'Foundation trusts will need to lead the way in learning to establish effective working relationships with their investors, namely primary care trusts and practice-based commissioners, and being proactive in discussing future strategy.'

Historically the NHS has been fond of talking about the alleged differences between the role of its senior managers and those in other sectors. The discussion tends to focus on the contextual differences and it is argued that there is nothing or little comparable in the private sector to compare with the political aspects of the NHS management role. It is an argument I have used myself on many occasions but over the years I have come to realise that it has been overplayed.

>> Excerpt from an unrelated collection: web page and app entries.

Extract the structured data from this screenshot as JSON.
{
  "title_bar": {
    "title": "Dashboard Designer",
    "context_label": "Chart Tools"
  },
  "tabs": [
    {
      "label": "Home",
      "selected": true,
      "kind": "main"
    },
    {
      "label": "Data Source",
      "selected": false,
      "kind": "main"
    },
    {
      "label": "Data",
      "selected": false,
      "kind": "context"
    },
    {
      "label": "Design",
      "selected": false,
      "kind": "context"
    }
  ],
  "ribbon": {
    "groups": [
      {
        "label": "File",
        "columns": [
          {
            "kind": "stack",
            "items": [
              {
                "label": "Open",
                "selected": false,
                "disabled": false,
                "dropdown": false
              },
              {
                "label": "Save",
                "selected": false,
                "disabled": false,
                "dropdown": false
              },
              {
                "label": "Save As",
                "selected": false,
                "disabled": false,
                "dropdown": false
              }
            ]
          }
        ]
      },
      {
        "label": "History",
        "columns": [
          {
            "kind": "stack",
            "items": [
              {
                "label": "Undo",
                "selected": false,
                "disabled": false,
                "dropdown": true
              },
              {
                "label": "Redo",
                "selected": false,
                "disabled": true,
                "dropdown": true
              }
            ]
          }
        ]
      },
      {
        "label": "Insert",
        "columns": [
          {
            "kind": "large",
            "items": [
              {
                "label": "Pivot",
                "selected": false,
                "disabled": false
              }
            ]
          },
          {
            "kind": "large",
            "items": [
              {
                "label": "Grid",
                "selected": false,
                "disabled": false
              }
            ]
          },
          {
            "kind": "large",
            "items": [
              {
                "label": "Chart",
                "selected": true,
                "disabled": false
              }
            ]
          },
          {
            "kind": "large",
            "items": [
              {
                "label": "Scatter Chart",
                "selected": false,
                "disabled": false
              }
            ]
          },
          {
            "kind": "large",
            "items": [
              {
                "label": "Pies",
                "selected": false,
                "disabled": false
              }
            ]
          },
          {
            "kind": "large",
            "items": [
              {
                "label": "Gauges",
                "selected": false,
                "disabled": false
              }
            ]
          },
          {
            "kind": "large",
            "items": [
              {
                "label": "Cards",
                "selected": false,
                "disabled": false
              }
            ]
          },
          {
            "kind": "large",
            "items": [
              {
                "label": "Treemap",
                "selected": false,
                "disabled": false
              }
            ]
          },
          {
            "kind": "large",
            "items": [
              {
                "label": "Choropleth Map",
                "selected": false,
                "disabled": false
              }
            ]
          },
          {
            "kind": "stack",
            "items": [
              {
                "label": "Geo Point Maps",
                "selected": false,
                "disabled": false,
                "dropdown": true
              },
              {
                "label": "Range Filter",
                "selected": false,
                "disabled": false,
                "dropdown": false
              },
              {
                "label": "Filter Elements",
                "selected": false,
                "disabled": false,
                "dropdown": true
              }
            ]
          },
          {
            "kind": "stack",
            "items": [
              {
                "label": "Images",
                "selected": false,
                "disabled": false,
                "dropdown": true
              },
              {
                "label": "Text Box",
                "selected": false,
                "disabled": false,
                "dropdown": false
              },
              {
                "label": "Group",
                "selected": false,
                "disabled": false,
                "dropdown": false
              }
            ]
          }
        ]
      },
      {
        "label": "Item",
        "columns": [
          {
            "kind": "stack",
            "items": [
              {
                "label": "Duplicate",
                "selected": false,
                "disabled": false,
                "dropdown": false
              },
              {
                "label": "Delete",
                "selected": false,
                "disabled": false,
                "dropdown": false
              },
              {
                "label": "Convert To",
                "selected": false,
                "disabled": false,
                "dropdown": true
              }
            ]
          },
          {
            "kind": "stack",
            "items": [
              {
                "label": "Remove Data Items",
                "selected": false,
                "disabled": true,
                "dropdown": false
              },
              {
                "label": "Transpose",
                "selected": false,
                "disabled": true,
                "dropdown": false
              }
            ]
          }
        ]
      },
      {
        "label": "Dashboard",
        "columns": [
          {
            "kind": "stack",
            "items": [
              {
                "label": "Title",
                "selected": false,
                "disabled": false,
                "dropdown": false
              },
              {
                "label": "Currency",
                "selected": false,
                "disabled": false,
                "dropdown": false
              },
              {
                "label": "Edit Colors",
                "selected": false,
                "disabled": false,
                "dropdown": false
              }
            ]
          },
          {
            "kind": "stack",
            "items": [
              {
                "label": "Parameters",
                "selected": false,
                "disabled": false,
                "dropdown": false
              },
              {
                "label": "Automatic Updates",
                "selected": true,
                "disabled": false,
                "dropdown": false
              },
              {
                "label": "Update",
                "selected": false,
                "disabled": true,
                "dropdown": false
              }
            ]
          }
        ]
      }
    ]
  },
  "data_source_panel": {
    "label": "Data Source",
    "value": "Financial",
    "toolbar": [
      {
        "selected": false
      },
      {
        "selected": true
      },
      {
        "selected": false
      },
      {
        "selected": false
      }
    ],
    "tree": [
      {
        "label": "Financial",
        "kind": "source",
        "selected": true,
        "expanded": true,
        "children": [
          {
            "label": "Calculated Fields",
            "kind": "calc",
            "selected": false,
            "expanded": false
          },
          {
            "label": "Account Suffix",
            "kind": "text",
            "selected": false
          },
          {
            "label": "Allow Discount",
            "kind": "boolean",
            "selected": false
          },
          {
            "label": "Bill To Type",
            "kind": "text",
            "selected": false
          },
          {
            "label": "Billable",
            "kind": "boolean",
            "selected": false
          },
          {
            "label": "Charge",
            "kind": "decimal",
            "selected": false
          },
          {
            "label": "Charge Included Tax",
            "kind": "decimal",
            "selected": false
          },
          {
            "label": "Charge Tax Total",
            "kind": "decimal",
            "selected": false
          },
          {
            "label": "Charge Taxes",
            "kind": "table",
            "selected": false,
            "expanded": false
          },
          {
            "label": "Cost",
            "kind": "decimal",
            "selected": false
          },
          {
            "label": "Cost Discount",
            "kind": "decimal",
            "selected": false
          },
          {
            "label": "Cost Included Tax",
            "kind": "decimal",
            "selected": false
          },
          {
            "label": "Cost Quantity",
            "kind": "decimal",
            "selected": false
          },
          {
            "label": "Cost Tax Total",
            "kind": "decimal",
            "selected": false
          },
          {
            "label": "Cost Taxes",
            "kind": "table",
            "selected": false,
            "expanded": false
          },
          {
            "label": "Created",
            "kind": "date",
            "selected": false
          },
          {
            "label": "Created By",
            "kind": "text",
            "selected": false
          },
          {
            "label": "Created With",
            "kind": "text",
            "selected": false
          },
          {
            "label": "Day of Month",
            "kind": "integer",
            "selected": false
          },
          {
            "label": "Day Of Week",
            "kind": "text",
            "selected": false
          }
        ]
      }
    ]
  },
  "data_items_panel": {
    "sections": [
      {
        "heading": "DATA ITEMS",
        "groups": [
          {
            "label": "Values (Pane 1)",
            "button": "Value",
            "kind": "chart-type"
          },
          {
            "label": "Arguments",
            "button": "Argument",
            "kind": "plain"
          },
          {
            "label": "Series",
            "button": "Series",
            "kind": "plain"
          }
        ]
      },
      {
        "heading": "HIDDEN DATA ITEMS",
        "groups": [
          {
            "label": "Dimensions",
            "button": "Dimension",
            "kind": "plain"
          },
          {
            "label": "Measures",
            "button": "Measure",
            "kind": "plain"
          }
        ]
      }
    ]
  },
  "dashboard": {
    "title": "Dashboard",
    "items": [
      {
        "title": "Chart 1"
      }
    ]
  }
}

I came across a snippet of research recently that added to my conviction that the NHS needs to review its approach to developing the role of senior managers. The research said that chief executives and finance directors of public companies spent up to 30 per cent of their time on external networking. Principally the networking is with investors who have a significant stake in the future of the business and the discussion frequently focuses on future strategy.

This private sector experience has implications for NHS senior management practice as the NHS market develops. The market structure of the private sector offers little leeway for its organisational leaders in having to sustain their relationships with key external stakeholders. But historically in the NHS, the development and sustaining of key external relationships has been optional.

Getting equipped

Foundation trusts will need to lead the way in learning to establish effective working relationships with their investors, namely primary care trusts and practice-based commissioners, and being proactive in discussing future strategy. However, for many providers this will be counter-intuitive given that the historical inter-organisational power relationship has been in their favour.

So how are NHS senior managers to develop the necessary skills, maturity and wisdom for the new market-based world of the future? This month sees the start of a new approach to leadership development being piloted in the West Midlands. The programme has been constructed around themes that include vision, managing context and delivery; emotional intelligence; relationship building; team and people development; and tackling difficult or wicked issues.

The overriding aim of the programme is to achieve a greater balance between academic learning and the development of practical personal skills to put the learning into practice. Also, the programme is spread over one year to underscore the fact that personal leadership development requires consistent effort over time and cannot be learned by participation in a one-off programme.

By the end of 2007, most executive directors from the West Midlands' 44 NHS organisations will have entered the programme with the expectation that this will enhance senior managerial capacity and capability. Subsequent evaluation should demonstrate that this investment will translate into sustainable bottom-line performance. And perhaps more importantly, investment in programmes like that in the West Midlands should help managers anticipate and plan for NHS reform instead of spending time running faster merely to catch up.